Furthermore, between October 4 and 5, 20 trucks bringing in LPG gas went through the Namanga border into Kenya but with the connivance of KRA officials, six trucks could not be accounted for, denying the country over Sh6 million in tax revenue.
The schemers have also been using single entry invoices to register multiple entries.
Records in our possession for instance show that on October 4, an LPG consignment with entry number 2020nma170619 carrying a truck was scanned.
Another consignment with a similar entry number carrying nine trucks of LPG is also recorded to have passed the scanner. Even so, six out of the nine lorries with an estimated 132 metric tonnes are not accounted for in the records.
The border point has a single scanner.
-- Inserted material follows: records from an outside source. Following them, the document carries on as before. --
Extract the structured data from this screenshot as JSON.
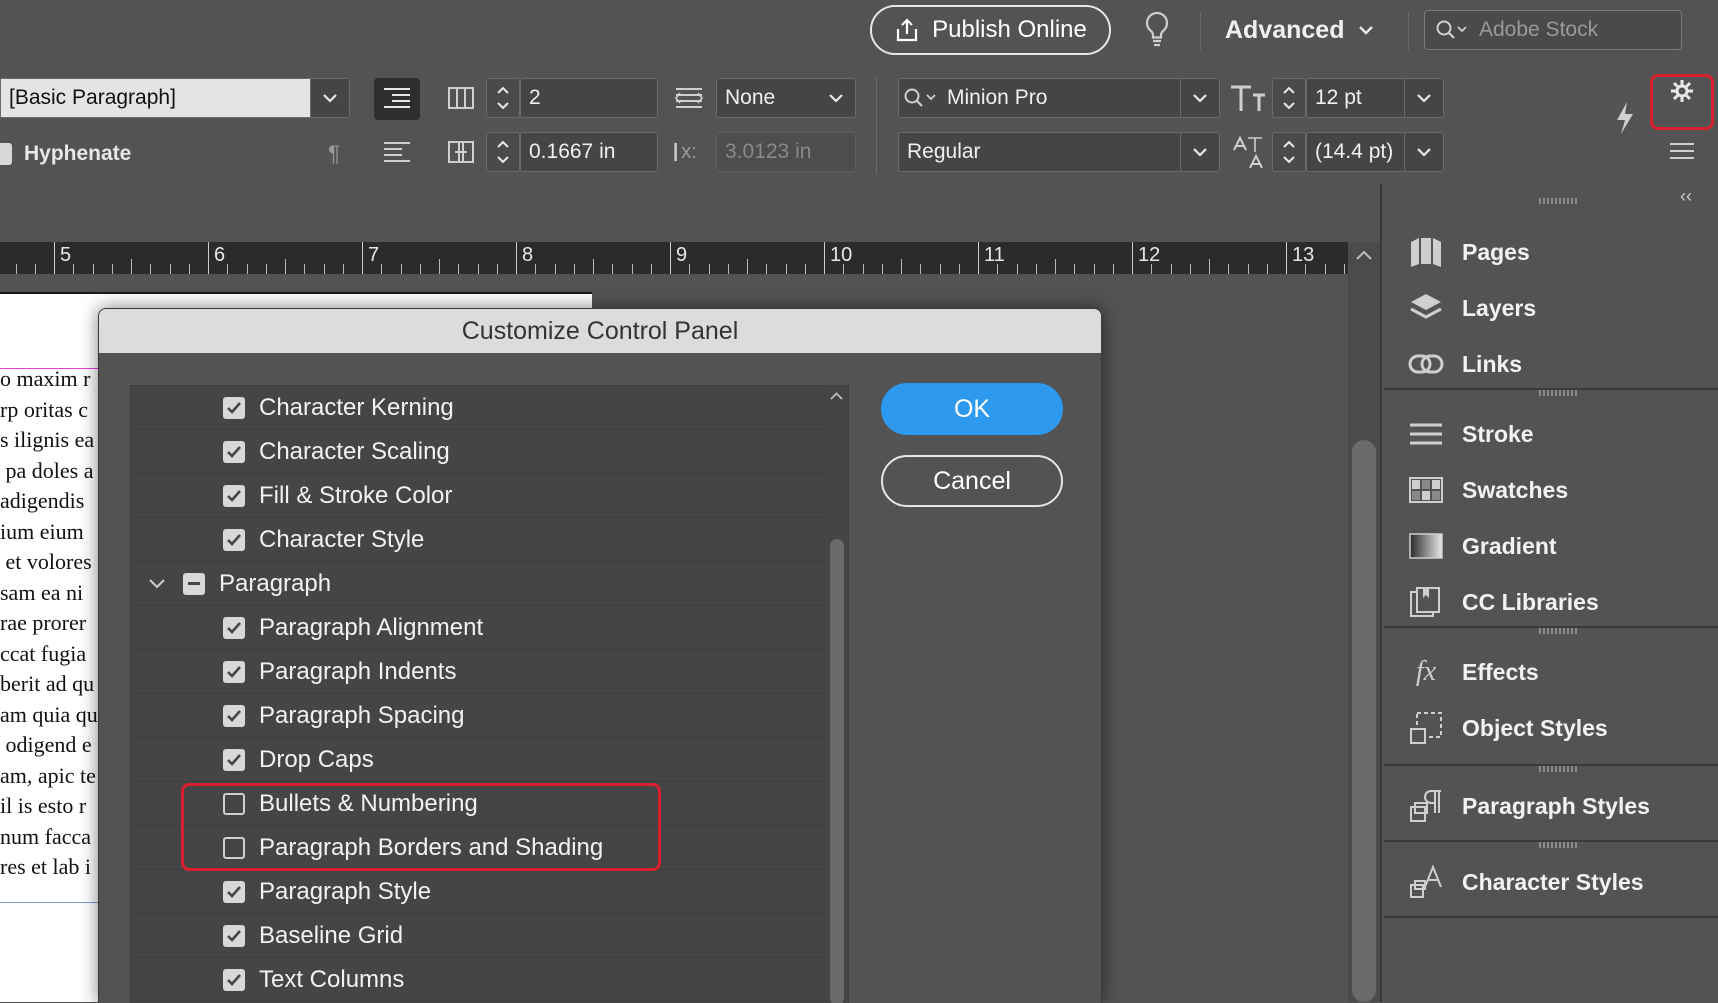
{
  "topbar": {
    "publish_label": "Publish Online",
    "workspace_label": "Advanced",
    "stock_placeholder": "Adobe Stock"
  },
  "control_panel": {
    "paragraph_style": "[Basic Paragraph]",
    "hyphenate_label": "Hyphenate",
    "columns_value": "2",
    "align_value": "None",
    "gutter_value": "0.1667 in",
    "x_label": "x:",
    "x_value": "3.0123 in",
    "font_family": "Minion Pro",
    "font_style": "Regular",
    "font_size": "12 pt",
    "leading": "(14.4 pt)"
  },
  "ruler": {
    "labels": [
      "5",
      "6",
      "7",
      "8",
      "9",
      "10",
      "11",
      "12",
      "13"
    ]
  },
  "page_text": {
    "lines": [
      "o maxim r",
      "rp oritas c",
      "s ilignis ea",
      " pa doles a",
      "adigendis",
      "ium eium",
      " et volores",
      "sam ea ni",
      "rae prorer",
      "ccat fugia",
      "berit ad qu",
      "am quia qu",
      " odigend e",
      "am, apic te",
      "il is esto r",
      "num facca",
      "res et lab i"
    ]
  },
  "dialog": {
    "title": "Customize Control Panel",
    "ok_label": "OK",
    "cancel_label": "Cancel",
    "rows": [
      {
        "label": "Character Kerning",
        "state": "checked",
        "level": 1
      },
      {
        "label": "Character Scaling",
        "state": "checked",
        "level": 1
      },
      {
        "label": "Fill & Stroke Color",
        "state": "checked",
        "level": 1
      },
      {
        "label": "Character Style",
        "state": "checked",
        "level": 1
      },
      {
        "label": "Paragraph",
        "state": "mixed",
        "level": 0
      },
      {
        "label": "Paragraph Alignment",
        "state": "checked",
        "level": 1
      },
      {
        "label": "Paragraph Indents",
        "state": "checked",
        "level": 1
      },
      {
        "label": "Paragraph Spacing",
        "state": "checked",
        "level": 1
      },
      {
        "label": "Drop Caps",
        "state": "checked",
        "level": 1
      },
      {
        "label": "Bullets & Numbering",
        "state": "unchecked",
        "level": 1
      },
      {
        "label": "Paragraph Borders and Shading",
        "state": "unchecked",
        "level": 1
      },
      {
        "label": "Paragraph Style",
        "state": "checked",
        "level": 1
      },
      {
        "label": "Baseline Grid",
        "state": "checked",
        "level": 1
      },
      {
        "label": "Text Columns",
        "state": "checked",
        "level": 1
      }
    ]
  },
  "dock": {
    "pages": "Pages",
    "layers": "Layers",
    "links": "Links",
    "stroke": "Stroke",
    "swatches": "Swatches",
    "gradient": "Gradient",
    "cc_libraries": "CC Libraries",
    "effects": "Effects",
    "effects_icon_text": "fx",
    "object_styles": "Object Styles",
    "paragraph_styles": "Paragraph Styles",
    "character_styles": "Character Styles",
    "collapse_glyph": "‹‹"
  },
  "colors": {
    "accent_blue": "#2d9af0",
    "highlight_red": "#d8202e",
    "ui_gray": "#535353"
  }
}
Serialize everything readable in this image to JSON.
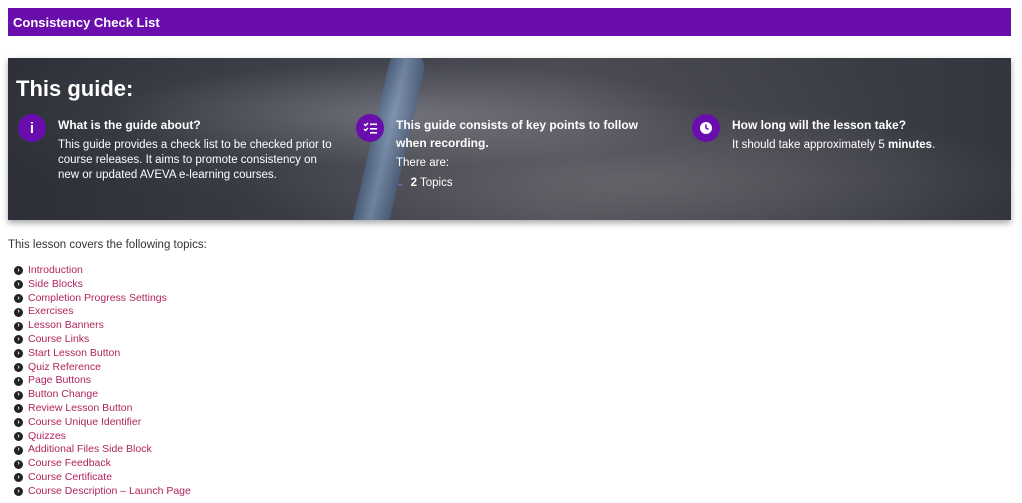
{
  "header": {
    "title": "Consistency Check List"
  },
  "banner": {
    "heading": "This guide:",
    "about": {
      "icon": "info-icon",
      "heading": "What is the guide about?",
      "body": "This guide provides a check list to be checked prior to course releases. It aims to promote consistency on new or updated AVEVA e-learning courses."
    },
    "key_points": {
      "icon": "checklist-icon",
      "heading": "This guide consists of key points to follow when recording.",
      "body": "There are:",
      "topics_count": "2",
      "topics_label": "Topics"
    },
    "duration": {
      "icon": "clock-icon",
      "heading": "How long will the lesson take?",
      "body_prefix": "It should take approximately 5 ",
      "body_bold": "minutes",
      "body_suffix": "."
    }
  },
  "lesson": {
    "intro": "This lesson covers the following topics:",
    "topics": [
      "Introduction",
      "Side Blocks",
      "Completion Progress Settings",
      "Exercises",
      "Lesson Banners",
      "Course Links",
      "Start Lesson Button",
      "Quiz Reference",
      "Page Buttons",
      "Button Change",
      "Review Lesson Button",
      "Course Unique Identifier",
      "Quizzes",
      "Additional Files Side Block",
      "Course Feedback",
      "Course Certificate",
      "Course Description – Launch Page"
    ]
  },
  "colors": {
    "accent": "#6a0dad",
    "link": "#b0245c"
  }
}
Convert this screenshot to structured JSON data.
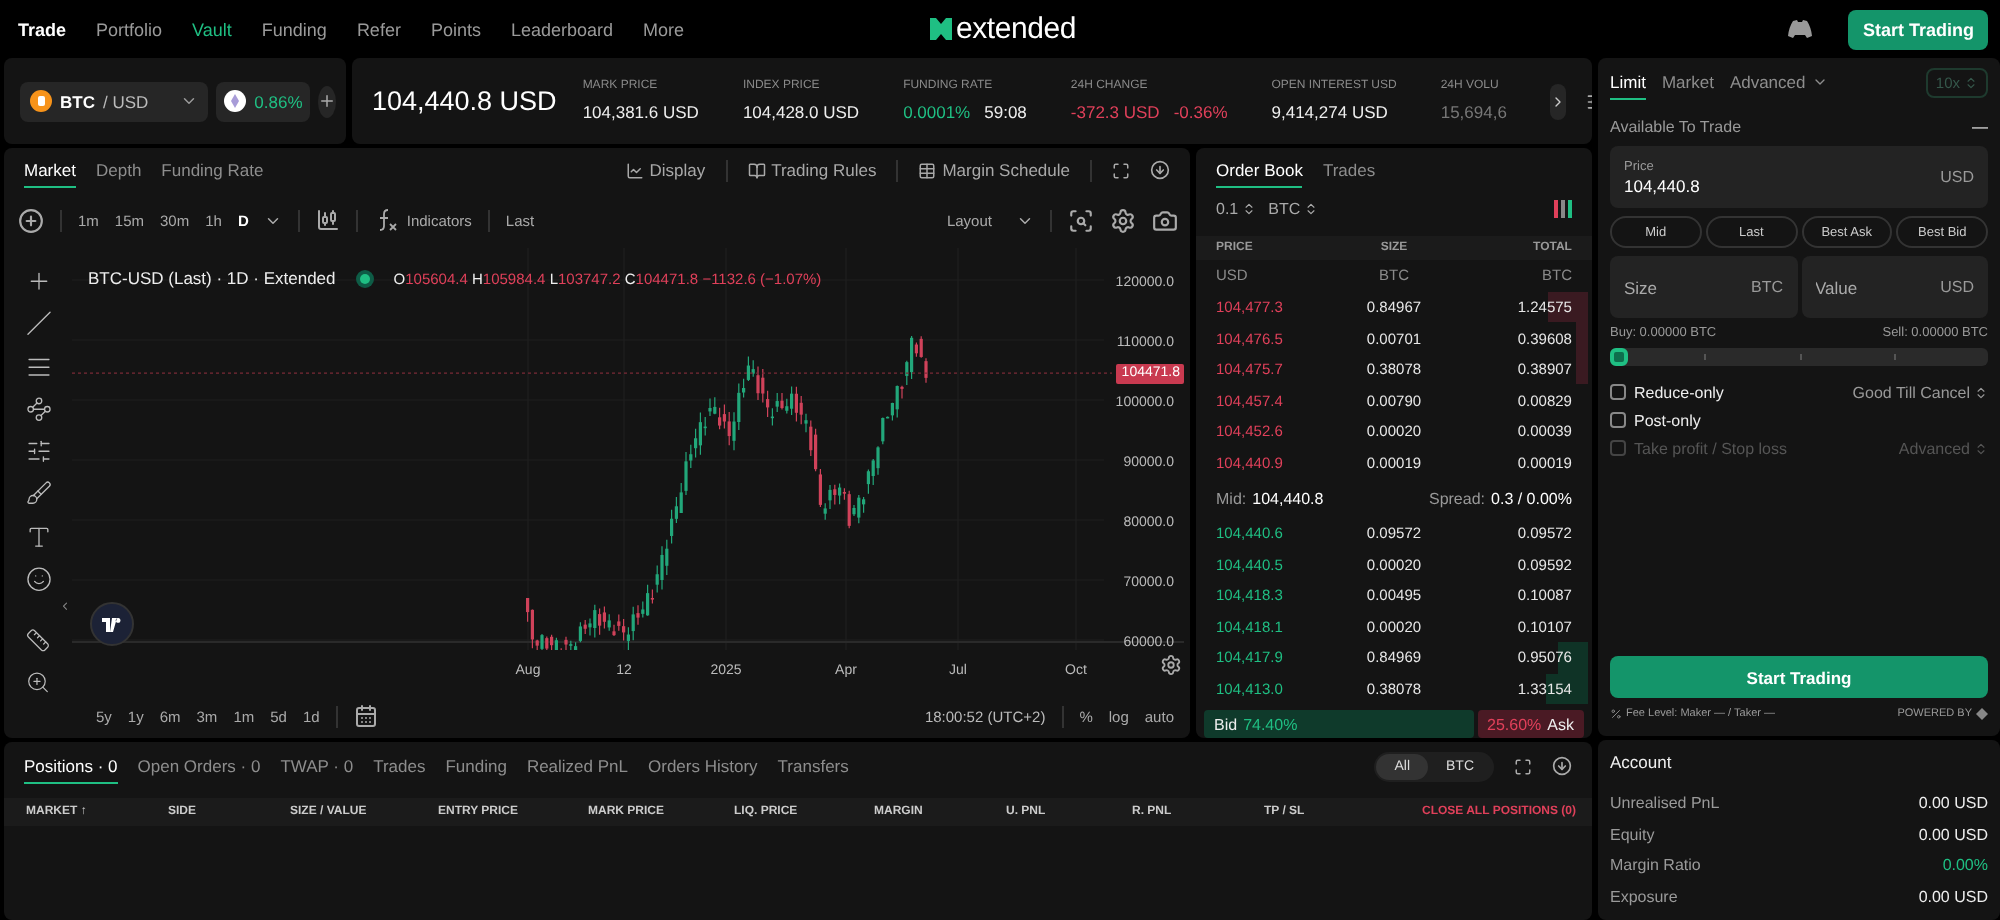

With the deficiency of high tech equipment, some trucks show up at the border post and log the wrong cargo in the import declaration form for the compromised KRA workers to clear the goods without proper verification.
Substandard LPG continues to flow into the country via Tanzania, undercutting importers who follow the due process at the Port of Mombasa.
This is because, Kenya is yet to install testing equipment for imported cooking gas, despite the country’s energy regulator announcing plans to procure two test machines — gas chromatography-mass spectroscopy (GCMS) in 2017.
A major player in the sector who asked not to be named citing business interests told the Star that highly placed individuals benefiting from the illegal trade are frustrating efforts to install the two machines at the Namanga border.
''Those machines could have saved us a great deal. We are competing with players who are selling low quality and half-filled cylinders at half our prices. Apparently, they are well protected by greedy regulators who only care about kickbacks,’’ he said.
The two machines, according to the Energy Petroleum Regulatory Authority (EPRA) were to cost at least Sh50 million with one going for Sh10.3 million and the other one at Sh41 million.
Last month, the regulator told the Star that the machines were purchased through funding from the World Bank, installed and commissioned at the Kenya Bureau of Standards (Kebs) laboratories in Nairobi and Mombasa in 2019.
This was a clear admission that there is no GCMS machine at the country's border with Tanzania, exposing users to danger while denying the Kenya Revenue Authority millions in tax dues.
The government currently has only one functional machine at the Kenya Petroleum Refineries Limited, which is used to test and certify all cooking gas imports through the Mombasa port.
Last year 75 staff members were arrested and charged for suspected involvement in activities that undermined the institution’s mandate by abetting tax evasion and facilitating access to services through bribery and corruption.
Yesterday, the tax agency told the Star that it concluded 187 investigations of unethical staff last year, mostly touching on aiding tax evasion.
Most of them were accused of facilitating fraudulent clearance of cargo, amendment of tax returns to help taxpayers evade taxes and the irregular issuance of Tax Compliance Certificates.